### Exercise details
In the data that follows, find each line containing "converted" and copy it.

### Provided material
++++++++
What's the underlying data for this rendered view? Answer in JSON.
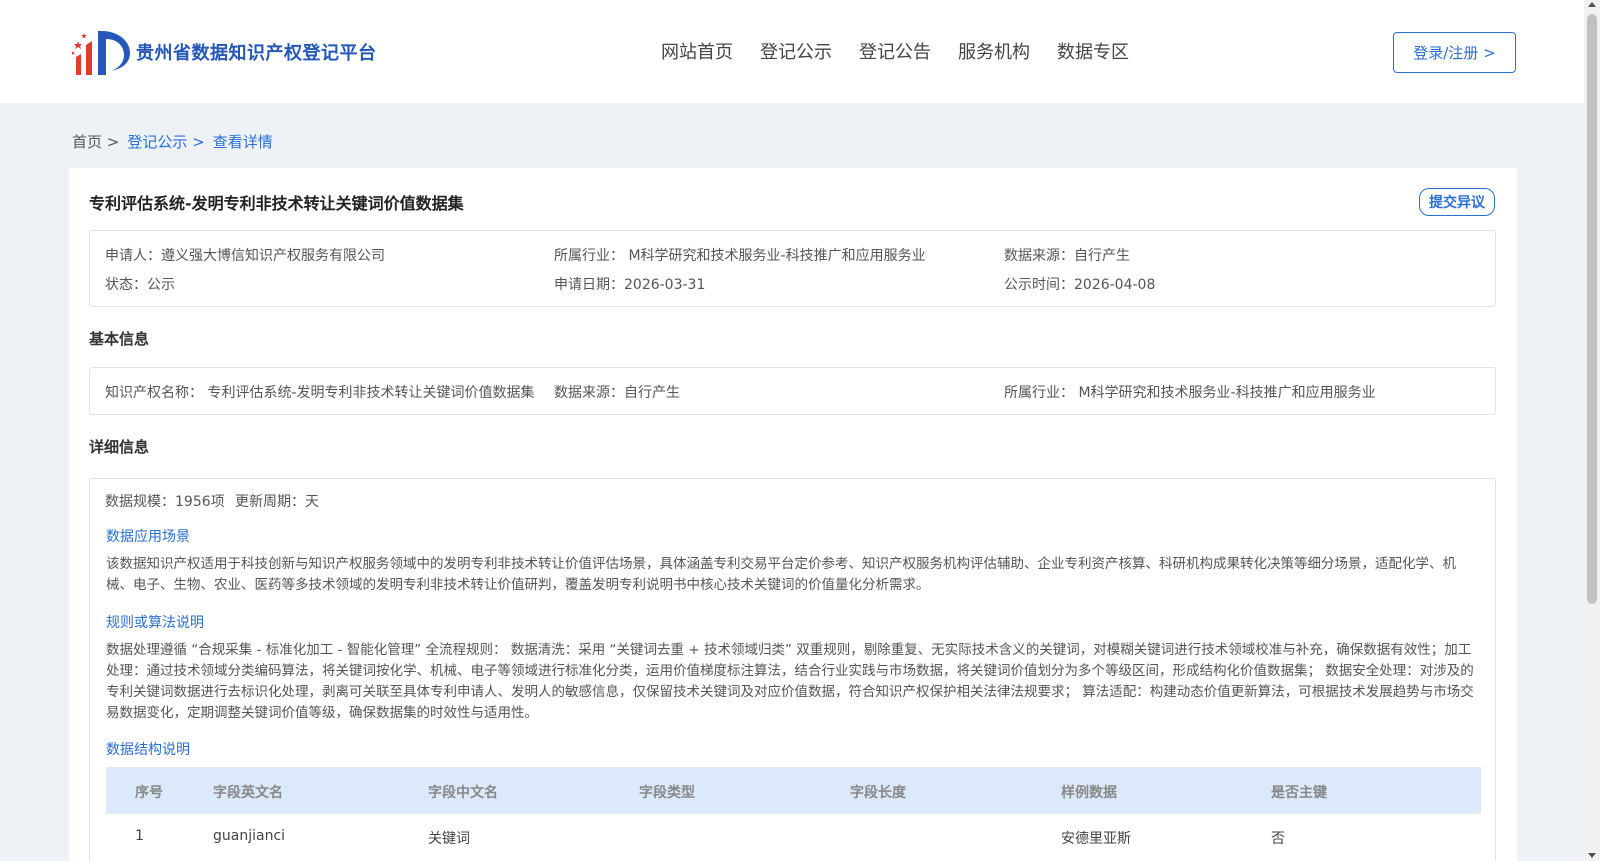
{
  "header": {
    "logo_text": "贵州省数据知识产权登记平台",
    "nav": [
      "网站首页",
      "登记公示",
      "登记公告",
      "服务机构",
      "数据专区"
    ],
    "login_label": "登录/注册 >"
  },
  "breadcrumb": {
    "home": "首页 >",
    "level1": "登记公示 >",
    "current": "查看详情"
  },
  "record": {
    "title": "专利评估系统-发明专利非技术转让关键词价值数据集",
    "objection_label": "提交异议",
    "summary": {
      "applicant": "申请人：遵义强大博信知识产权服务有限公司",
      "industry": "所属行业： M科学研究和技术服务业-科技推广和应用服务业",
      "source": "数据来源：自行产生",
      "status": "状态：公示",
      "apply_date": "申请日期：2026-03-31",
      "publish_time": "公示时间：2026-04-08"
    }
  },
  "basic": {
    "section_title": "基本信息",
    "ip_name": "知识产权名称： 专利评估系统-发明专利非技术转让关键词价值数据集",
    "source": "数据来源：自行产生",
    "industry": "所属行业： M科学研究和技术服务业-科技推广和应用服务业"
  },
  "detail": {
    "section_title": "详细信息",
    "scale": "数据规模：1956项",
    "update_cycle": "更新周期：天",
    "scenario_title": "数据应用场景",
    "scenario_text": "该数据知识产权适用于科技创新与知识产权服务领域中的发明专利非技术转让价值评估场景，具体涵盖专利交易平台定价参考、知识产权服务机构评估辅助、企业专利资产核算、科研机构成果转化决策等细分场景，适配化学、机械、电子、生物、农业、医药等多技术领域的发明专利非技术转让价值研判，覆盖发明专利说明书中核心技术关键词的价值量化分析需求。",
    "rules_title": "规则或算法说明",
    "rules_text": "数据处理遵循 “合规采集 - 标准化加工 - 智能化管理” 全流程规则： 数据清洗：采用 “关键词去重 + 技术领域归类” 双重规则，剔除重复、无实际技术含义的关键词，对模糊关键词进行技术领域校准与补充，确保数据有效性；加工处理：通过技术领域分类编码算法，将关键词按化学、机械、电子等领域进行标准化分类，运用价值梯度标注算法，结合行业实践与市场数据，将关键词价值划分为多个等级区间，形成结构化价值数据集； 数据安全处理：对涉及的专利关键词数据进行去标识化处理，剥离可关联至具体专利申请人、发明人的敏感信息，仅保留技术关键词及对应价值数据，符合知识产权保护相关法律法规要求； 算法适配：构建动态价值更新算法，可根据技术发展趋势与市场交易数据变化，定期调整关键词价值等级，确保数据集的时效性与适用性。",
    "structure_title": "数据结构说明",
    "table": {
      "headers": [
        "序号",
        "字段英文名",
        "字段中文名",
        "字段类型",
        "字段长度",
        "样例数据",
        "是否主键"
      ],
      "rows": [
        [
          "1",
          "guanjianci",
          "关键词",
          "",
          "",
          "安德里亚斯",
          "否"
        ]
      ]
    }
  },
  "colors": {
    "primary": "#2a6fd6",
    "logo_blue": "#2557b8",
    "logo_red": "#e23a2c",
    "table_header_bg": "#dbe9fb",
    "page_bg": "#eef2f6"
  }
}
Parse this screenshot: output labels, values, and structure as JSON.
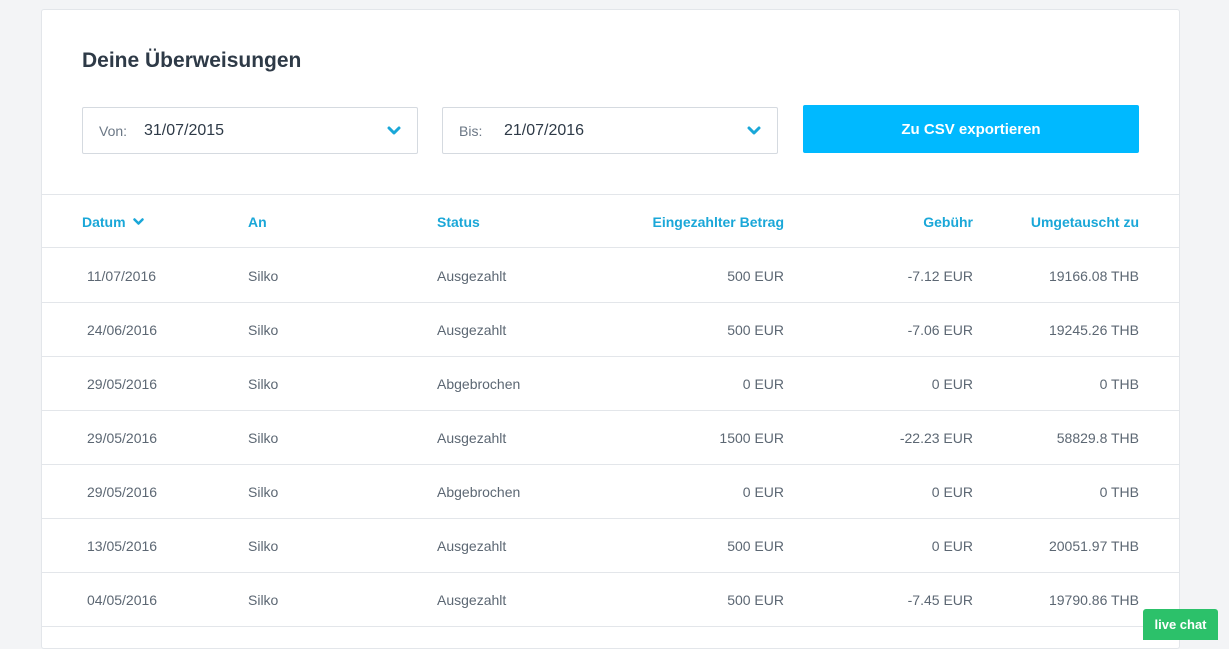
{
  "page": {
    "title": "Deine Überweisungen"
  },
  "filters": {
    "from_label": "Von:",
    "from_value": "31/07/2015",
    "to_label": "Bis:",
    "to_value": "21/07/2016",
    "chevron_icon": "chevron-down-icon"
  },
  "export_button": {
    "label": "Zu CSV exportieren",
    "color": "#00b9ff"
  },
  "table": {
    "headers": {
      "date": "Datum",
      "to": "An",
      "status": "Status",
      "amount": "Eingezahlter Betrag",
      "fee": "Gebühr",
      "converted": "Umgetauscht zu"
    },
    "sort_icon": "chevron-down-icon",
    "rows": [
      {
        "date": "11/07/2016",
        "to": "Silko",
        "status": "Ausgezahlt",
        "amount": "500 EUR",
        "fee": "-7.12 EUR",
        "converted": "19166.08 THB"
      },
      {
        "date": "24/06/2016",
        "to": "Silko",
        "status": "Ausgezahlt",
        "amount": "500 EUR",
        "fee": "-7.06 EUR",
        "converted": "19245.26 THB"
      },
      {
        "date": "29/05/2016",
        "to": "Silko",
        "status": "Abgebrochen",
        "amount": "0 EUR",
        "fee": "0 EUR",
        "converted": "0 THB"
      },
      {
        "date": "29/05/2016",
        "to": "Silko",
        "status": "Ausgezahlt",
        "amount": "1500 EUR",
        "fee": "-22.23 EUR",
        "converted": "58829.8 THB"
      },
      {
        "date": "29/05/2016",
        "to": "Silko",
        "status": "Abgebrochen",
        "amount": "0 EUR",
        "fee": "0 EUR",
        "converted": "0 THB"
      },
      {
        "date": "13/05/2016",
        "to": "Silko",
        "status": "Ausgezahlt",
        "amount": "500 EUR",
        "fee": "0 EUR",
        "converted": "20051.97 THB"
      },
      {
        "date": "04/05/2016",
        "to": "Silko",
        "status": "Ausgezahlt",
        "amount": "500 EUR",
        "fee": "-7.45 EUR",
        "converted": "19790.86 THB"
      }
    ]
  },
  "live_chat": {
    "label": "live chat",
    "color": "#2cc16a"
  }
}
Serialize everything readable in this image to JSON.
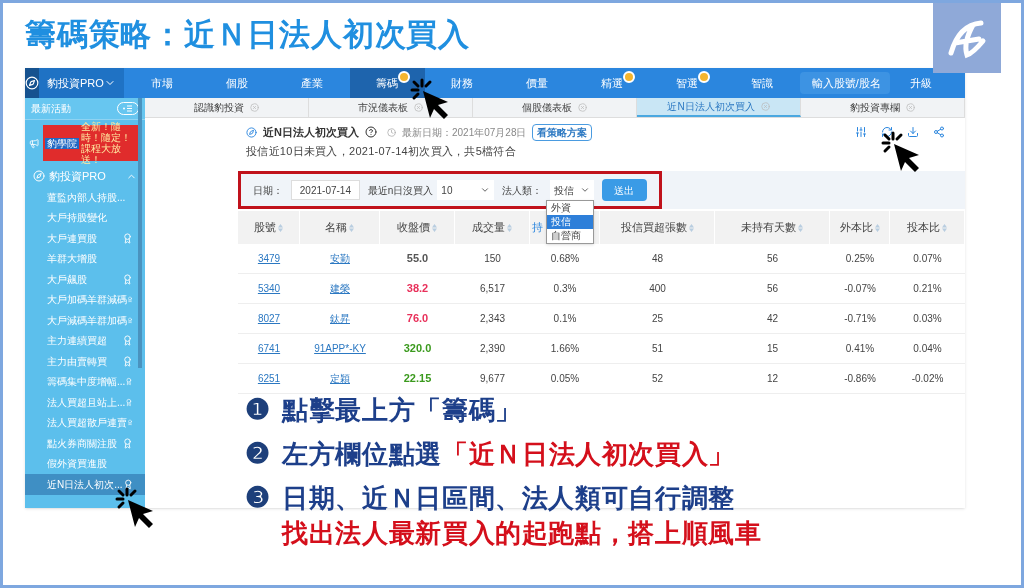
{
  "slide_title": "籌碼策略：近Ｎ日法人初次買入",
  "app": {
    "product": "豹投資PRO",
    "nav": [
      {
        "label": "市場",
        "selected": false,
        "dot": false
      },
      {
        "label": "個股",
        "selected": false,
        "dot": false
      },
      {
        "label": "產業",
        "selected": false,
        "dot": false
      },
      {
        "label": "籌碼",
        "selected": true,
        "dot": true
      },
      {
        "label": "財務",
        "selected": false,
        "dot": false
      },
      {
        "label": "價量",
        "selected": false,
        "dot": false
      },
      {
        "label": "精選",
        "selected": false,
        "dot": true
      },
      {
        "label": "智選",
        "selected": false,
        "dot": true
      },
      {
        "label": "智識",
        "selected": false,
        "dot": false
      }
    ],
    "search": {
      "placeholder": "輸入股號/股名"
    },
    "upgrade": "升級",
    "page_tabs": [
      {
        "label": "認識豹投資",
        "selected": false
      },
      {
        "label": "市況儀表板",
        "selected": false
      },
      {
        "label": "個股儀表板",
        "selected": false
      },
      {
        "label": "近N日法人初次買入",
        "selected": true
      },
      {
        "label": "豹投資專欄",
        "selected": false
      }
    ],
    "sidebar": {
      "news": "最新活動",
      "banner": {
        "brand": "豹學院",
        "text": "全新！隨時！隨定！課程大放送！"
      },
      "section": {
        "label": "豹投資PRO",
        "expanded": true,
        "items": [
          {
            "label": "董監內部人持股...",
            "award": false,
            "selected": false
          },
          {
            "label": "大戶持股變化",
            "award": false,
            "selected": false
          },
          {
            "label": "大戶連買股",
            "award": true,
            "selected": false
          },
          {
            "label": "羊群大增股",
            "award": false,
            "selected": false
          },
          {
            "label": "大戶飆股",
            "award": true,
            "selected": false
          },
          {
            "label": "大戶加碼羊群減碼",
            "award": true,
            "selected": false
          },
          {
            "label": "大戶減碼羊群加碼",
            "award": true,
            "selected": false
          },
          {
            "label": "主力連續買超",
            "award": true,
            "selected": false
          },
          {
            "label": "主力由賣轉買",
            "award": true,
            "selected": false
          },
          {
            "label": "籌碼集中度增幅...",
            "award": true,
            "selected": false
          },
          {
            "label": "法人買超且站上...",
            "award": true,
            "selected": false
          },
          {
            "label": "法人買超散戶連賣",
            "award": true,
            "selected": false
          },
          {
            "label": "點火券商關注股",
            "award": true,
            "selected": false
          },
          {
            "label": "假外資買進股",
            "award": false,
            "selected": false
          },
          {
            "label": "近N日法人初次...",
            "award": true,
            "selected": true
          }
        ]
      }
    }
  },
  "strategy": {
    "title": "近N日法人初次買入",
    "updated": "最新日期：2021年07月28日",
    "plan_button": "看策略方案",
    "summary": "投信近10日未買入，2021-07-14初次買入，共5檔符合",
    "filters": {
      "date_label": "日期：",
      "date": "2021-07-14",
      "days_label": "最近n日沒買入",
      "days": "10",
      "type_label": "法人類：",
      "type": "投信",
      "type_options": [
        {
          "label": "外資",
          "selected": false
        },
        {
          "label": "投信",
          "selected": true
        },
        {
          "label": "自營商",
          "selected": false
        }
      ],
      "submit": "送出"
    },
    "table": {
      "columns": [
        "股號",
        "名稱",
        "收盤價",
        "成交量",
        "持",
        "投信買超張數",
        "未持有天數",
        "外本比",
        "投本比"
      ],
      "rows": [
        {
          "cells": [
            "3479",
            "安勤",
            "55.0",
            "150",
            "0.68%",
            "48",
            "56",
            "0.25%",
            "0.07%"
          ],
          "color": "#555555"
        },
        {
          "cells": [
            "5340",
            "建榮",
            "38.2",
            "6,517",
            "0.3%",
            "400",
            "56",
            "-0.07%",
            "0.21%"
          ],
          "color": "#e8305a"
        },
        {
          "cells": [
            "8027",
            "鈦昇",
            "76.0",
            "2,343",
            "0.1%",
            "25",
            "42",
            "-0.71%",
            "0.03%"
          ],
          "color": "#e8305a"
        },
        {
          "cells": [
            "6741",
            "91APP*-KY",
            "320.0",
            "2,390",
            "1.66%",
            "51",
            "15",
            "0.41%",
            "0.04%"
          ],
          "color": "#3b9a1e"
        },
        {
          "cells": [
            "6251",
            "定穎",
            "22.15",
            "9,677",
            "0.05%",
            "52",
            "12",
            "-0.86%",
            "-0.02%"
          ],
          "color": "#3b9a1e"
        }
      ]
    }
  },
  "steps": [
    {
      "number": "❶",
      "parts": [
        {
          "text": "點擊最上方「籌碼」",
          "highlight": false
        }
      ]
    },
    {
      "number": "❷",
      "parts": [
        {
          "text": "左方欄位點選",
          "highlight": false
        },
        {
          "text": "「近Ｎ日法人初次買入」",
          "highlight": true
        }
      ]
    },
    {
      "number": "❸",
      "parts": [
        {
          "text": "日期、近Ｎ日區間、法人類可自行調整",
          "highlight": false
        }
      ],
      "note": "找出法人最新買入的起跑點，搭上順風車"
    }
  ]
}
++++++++
### Solution
      "converted": "Umgetauscht zu"
        "converted": "19166.08 THB"
        "converted": "19245.26 THB"
        "converted": "0 THB"
        "converted": "58829.8 THB"
        "converted": "0 THB"
        "converted": "20051.97 THB"
        "converted": "19790.86 THB"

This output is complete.